With the plywood cut, I am now ready to start building the individual cabinets. My design is a little different that a standard kitchen or bath cabinet. These cabinets will be suspended, up in the air, above the washer and dryer. I want them to be rigid and strong. My plan is to build an oak frame that I can attach the plywood to. This will keep everything square and give me a rigid top and bottom, to each cabinet, that I can attach the face frame to.
To create the frame, I rip a pile of 1-1/2″ wide strips from some 3/4″ thick oak that I have. I figure up the lengths based on the dimensions of the inner plywood shell of the cabinet, and cut each strip to the desired lengths.
To clean the strips up, I gang joint them on the planer, running 4 strips through at a time.
I set aside all of the 23″ long side pieces for later, then take the front and rear pieces over to my Kreg pocket hole jig. I drilled two pocket holes into each end of them.

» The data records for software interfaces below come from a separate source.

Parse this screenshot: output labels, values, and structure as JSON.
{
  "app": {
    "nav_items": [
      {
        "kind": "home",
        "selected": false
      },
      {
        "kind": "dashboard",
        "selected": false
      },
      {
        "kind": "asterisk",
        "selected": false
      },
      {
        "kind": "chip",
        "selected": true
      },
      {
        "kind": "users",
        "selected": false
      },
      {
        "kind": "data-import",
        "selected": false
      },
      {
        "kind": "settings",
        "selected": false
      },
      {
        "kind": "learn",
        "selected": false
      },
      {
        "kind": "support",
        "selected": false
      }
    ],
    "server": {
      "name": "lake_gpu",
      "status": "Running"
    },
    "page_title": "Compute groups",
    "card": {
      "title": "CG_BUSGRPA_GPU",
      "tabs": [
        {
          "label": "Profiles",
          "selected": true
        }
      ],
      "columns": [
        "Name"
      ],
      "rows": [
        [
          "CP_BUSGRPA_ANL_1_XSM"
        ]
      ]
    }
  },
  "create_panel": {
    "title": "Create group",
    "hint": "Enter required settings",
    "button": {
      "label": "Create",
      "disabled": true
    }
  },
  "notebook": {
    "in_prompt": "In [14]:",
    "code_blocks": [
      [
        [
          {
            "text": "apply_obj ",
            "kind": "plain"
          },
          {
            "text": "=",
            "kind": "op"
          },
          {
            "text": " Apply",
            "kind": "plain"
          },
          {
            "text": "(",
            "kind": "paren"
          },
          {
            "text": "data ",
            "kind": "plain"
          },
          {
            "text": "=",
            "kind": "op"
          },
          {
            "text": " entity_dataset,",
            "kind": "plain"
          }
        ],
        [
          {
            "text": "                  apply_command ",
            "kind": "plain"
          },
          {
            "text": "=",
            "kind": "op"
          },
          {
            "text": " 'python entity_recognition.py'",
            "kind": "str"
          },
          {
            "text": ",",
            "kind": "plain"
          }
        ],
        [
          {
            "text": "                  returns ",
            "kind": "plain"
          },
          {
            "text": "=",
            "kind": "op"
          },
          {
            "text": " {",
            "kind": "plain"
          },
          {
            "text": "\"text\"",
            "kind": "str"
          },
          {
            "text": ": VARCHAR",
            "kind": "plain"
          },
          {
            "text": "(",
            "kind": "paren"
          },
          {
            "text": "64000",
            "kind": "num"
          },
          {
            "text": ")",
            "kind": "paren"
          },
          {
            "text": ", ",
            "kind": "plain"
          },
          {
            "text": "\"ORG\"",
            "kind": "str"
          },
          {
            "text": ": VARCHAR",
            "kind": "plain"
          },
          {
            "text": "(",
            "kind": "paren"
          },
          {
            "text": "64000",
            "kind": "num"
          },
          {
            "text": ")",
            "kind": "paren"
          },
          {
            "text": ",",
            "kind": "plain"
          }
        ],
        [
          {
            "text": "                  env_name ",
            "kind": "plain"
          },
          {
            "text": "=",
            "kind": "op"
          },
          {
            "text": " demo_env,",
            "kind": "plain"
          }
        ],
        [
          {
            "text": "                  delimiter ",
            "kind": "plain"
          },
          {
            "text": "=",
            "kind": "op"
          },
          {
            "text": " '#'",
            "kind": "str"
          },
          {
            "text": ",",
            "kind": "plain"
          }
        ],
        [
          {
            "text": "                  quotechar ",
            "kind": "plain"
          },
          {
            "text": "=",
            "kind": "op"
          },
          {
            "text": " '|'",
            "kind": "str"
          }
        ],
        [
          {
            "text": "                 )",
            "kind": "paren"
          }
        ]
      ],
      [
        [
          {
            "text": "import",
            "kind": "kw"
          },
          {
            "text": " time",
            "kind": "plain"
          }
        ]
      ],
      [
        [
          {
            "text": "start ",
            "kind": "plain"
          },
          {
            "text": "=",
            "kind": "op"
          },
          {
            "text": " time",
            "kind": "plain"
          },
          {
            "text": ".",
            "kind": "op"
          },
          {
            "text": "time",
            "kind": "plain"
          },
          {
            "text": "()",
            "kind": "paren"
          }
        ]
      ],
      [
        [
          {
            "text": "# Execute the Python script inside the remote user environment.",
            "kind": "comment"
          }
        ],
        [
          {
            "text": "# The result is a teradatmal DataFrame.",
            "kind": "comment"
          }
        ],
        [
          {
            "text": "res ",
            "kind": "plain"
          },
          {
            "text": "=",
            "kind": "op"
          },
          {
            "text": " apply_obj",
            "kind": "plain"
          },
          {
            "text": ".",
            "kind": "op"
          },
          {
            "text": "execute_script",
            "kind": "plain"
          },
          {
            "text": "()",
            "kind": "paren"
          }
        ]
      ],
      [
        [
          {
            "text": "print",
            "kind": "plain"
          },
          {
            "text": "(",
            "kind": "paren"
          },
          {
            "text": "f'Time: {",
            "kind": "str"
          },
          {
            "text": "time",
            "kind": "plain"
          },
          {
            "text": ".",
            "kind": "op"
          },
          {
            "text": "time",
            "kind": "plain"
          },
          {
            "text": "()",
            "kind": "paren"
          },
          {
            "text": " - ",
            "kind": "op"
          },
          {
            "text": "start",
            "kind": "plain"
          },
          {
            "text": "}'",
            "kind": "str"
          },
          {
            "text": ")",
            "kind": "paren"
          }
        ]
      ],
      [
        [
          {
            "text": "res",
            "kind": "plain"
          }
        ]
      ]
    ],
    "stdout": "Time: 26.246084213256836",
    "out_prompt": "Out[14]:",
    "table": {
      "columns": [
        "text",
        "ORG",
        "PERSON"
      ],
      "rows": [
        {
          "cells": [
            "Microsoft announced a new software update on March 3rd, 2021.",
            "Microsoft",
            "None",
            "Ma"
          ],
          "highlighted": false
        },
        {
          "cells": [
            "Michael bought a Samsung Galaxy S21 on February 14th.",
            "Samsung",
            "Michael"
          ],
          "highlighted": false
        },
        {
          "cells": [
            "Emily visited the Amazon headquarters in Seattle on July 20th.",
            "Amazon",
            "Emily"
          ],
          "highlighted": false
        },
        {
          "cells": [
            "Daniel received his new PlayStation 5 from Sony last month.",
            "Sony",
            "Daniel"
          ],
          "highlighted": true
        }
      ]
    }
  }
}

I clamp the frame together tightly, making sure that all of the edges are flush, then install a fine threaded 1-1/4″ pocket hole screw into each hole.
The reason that I prefer to use pocket holes is that they always draw up tight and square, as long as you cut the end square to begin with. I check each frame for square, but there are no problems.
I have a top and bottom frame for each of the three cabinets. The two outer cabinets are wider than the center one so two of the frames are slightly smaller.
Earlier, I placed a mark at the top of each side piece of plywood, so that I assemble the sides in the same direction. Remember that I installed the shelf standards flush to one end of the plywood. That will be my top end, insuring that my shelves would be level. I will be glueing everything together so it would be bad to have some of the shelf standards upside down…
I applied glue to the top and bottom of the side pieces and screwed the frames to them, holding them flush to the outer edges.
With the sides attached, I ran a bead of glue around the back edges.
I used my 18 gauge brad nailer to attach the back panel using 1-1/4″ brads.
To attach the top and bottom panels, I ran glue around the top of the bottom frame piece and nailed the bottom in place.
I flipped the cabinet and repeated the process for the top.
This completes the first cabinet box. It is rigid and heavy, and perfectly square. Tomorrow, I should be able to get the other two cabinets assembled, then I can start milling down the oak for the face framing.